** Required action **
Word for word, reproduce each of the entries.

Component data from apps and pages
◇ ◇ ◇ ◇ ◇

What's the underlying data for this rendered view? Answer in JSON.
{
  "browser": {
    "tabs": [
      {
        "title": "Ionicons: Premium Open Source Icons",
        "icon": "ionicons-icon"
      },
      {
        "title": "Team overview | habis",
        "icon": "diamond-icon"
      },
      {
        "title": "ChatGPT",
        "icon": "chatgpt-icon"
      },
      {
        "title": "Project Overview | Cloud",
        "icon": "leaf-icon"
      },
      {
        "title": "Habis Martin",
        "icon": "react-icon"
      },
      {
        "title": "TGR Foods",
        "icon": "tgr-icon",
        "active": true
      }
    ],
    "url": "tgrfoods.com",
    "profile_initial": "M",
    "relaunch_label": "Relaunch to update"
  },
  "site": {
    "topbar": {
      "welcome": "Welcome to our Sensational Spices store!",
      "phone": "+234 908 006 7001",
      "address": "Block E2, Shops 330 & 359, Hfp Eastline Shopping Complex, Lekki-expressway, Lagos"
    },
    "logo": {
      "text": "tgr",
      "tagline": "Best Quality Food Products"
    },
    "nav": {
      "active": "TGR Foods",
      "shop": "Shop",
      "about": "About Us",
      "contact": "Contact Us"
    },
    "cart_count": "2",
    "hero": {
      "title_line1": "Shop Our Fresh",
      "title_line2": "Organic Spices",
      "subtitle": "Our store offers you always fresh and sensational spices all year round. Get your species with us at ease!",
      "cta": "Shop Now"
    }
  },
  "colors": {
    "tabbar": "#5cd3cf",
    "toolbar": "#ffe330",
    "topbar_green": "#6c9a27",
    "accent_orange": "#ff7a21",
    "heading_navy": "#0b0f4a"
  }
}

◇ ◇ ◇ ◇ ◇

** Exercise solution **
What's the underlying data for this rendered view? Answer in JSON.
{
  "browser": {
    "tabs": [
      {
        "title": "Ionicons: Premium Open Source Icons",
        "icon": "ionicons-icon"
      },
      {
        "title": "Team overview | habis",
        "icon": "diamond-icon"
      },
      {
        "title": "ChatGPT",
        "icon": "chatgpt-icon"
      },
      {
        "title": "Project Overview | Cloud",
        "icon": "leaf-icon"
      },
      {
        "title": "Habis Martin",
        "icon": "react-icon"
      },
      {
        "title": "TGR Foods",
        "icon": "tgr-icon",
        "active": true
      }
    ],
    "url": "tgrfoods.com",
    "profile_initial": "M",
    "relaunch_label": "Relaunch to update"
  },
  "site": {
    "topbar": {
      "welcome": "Welcome to our Sensational Spices store!",
      "phone": "+234 908 006 7001",
      "address": "Block E2, Shops 330 & 359, Hfp Eastline Shopping Complex, Lekki-expressway, Lagos"
    },
    "logo": {
      "text": "tgr",
      "tagline": "Best Quality Food Products"
    },
    "nav": {
      "active": "TGR Foods",
      "shop": "Shop",
      "about": "About Us",
      "contact": "Contact Us"
    },
    "cart_count": "2",
    "hero": {
      "title_line1": "Shop Our Fresh",
      "title_line2": "Organic Spices",
      "subtitle": "Our store offers you always fresh and sensational spices all year round. Get your species with us at ease!",
      "cta": "Shop Now"
    }
  },
  "colors": {
    "tabbar": "#5cd3cf",
    "toolbar": "#ffe330",
    "topbar_green": "#6c9a27",
    "accent_orange": "#ff7a21",
    "heading_navy": "#0b0f4a"
  }
}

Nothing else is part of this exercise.